BushfireDuring the Black Saturday bush fires I volunteered my time as a pastoral carer/chaplain at the Whittlesea Relief Centre for those affected by the King Lake fires. (You can read about my experience here.)

There were lots of volunteers that day. Some were cooking food, others were serving drinks. Some were sorting through mountains of donated goods. Some were helping survivors contact relatives. Some were a shoulder to cry on.

So many people continue to be affected by what happened over those horrible few days. Residents in NSW are facing a similar scenario as I type this. The story is replayed every summer somewhere in our country. In the days that followed Black Saturday I was asked numerous times what people could do to help. The question came often in those first few days, but slowly the frequency dropped and now it’s been well over two years since anybody has asked.

Yet, the need is as great as it has ever been. Trauma doesn’t disappear. It lurks and lingers. It encourages other mental health conditions to take hold. It makes keeping a job hard. It makes relationships even harder.

Our brothers and sisters that survive natural disasters like these need help and support for years.

And somebody like you can offer much of that help.

Professional counsellors, psychologists and medical staff are important, but they can never take the place of a community of caring, supporting people.

The Mental Health Social Support course that I have been running at various times through 2013 equips people to identify and support those in their community that are struggling with a mental health problems. It gives the skills to offer initial support and plugs participants into a network to access professional help should it be required. Participants that successfully complete the assessment can claim professional development points if they belong to the appropriate professional bodies, plus they gain access to a wealth of resource material offered by the Australian Institute of Professional Counsellors.

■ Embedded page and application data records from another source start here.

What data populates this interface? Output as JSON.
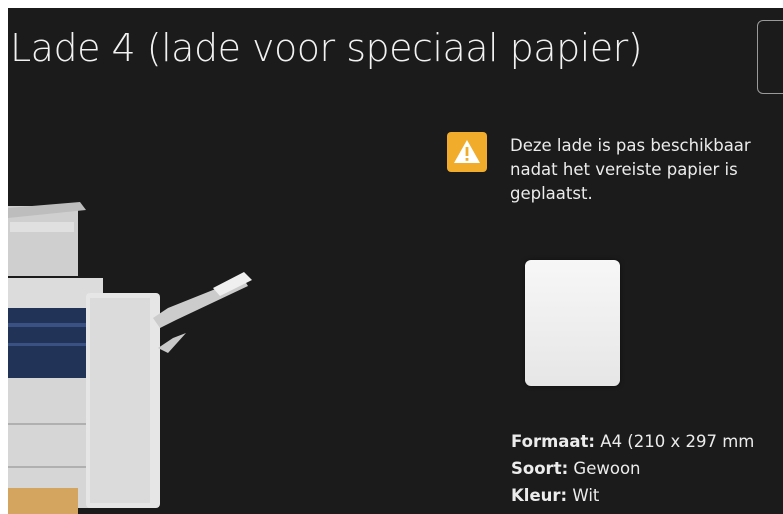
{
  "title": "Lade 4 (lade voor speciaal papier)",
  "warning": {
    "icon": "warning-icon",
    "message": "Deze lade is pas beschikbaar nadat het vereiste papier is geplaatst."
  },
  "paper": {
    "properties": [
      {
        "label": "Formaat:",
        "value": " A4 (210 x 297 mm"
      },
      {
        "label": "Soort:",
        "value": " Gewoon"
      },
      {
        "label": "Kleur:",
        "value": " Wit"
      }
    ]
  },
  "colors": {
    "background": "#1b1b1b",
    "warning_accent": "#f0ac2a",
    "text": "#ececec"
  }
}
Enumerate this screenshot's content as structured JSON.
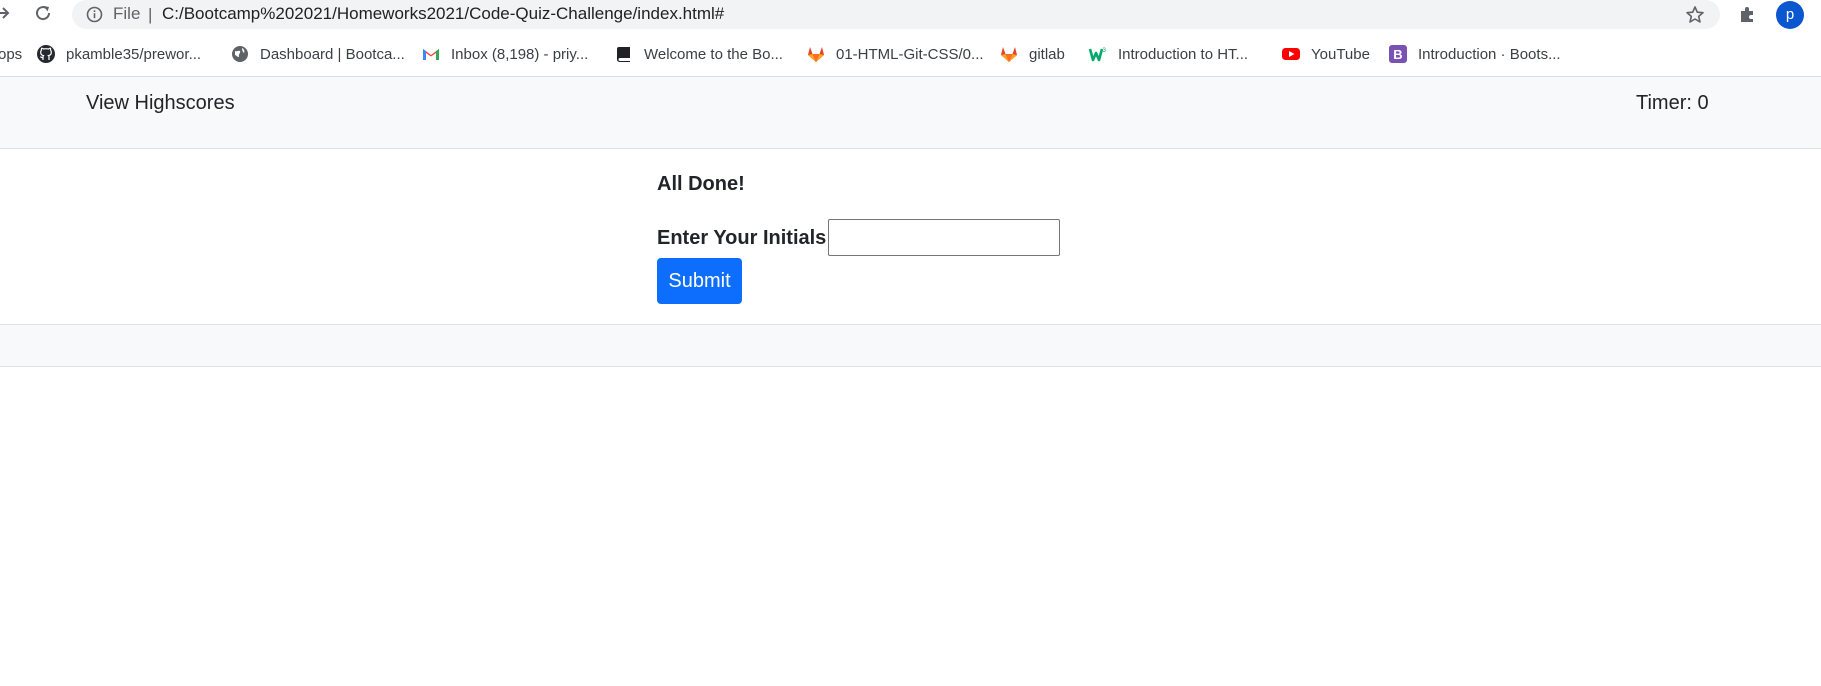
{
  "browser": {
    "file_label": "File",
    "separator": "|",
    "url": "C:/Bootcamp%202021/Homeworks2021/Code-Quiz-Challenge/index.html#",
    "profile_initial": "p"
  },
  "bookmarks": [
    {
      "label": "ops",
      "icon": "apps-icon"
    },
    {
      "label": "pkamble35/prewor...",
      "icon": "github-icon"
    },
    {
      "label": "Dashboard | Bootca...",
      "icon": "globe-icon"
    },
    {
      "label": "Inbox (8,198) - priy...",
      "icon": "gmail-icon"
    },
    {
      "label": "Welcome to the Bo...",
      "icon": "book-icon"
    },
    {
      "label": "01-HTML-Git-CSS/0...",
      "icon": "gitlab-icon"
    },
    {
      "label": "gitlab",
      "icon": "gitlab-icon"
    },
    {
      "label": "Introduction to HT...",
      "icon": "w3schools-icon"
    },
    {
      "label": "YouTube",
      "icon": "youtube-icon"
    },
    {
      "label": "Introduction · Boots...",
      "icon": "bootstrap-icon"
    }
  ],
  "header": {
    "view_highscores": "View Highscores",
    "timer_label": "Timer:",
    "timer_value": "0"
  },
  "quiz": {
    "heading": "All Done!",
    "initials_label": "Enter Your Initials",
    "initials_value": "",
    "submit_label": "Submit"
  },
  "colors": {
    "primary_button": "#0d6efd",
    "header_bg": "#f8f9fa",
    "gitlab_orange": "#e24329",
    "youtube_red": "#ff0000",
    "bootstrap_purple": "#7952b3",
    "gmail_red": "#ea4335",
    "w3_green": "#04aa6d"
  }
}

But perhaps most importantly for people that live in a country like ours, successful completion enables you to list your self on the National Register of Mental Health Social Supporters. Should a disaster or major accident happen in your area, listing yourself on the register means you can be called on to offer social support in disaster zones and relief centres.

It might not seem like much, but MHSS trained people can often offer the ongoing support that is required once the initial attention has faded away.

There’s only one remaining MHSS Course for 2103 and places are limited to twelve (down from the usual 15). Three have been taken already, so if this is a course that you have considered doing, now is your chance.

The course will be held on Thursday 28th and Friday 29th November, 9:30am – 4:30pm , in the seminar room at East Doncaster Baptist Church.

For more information on the course content, take a look at this previous post.

And to book, please visit the registration page.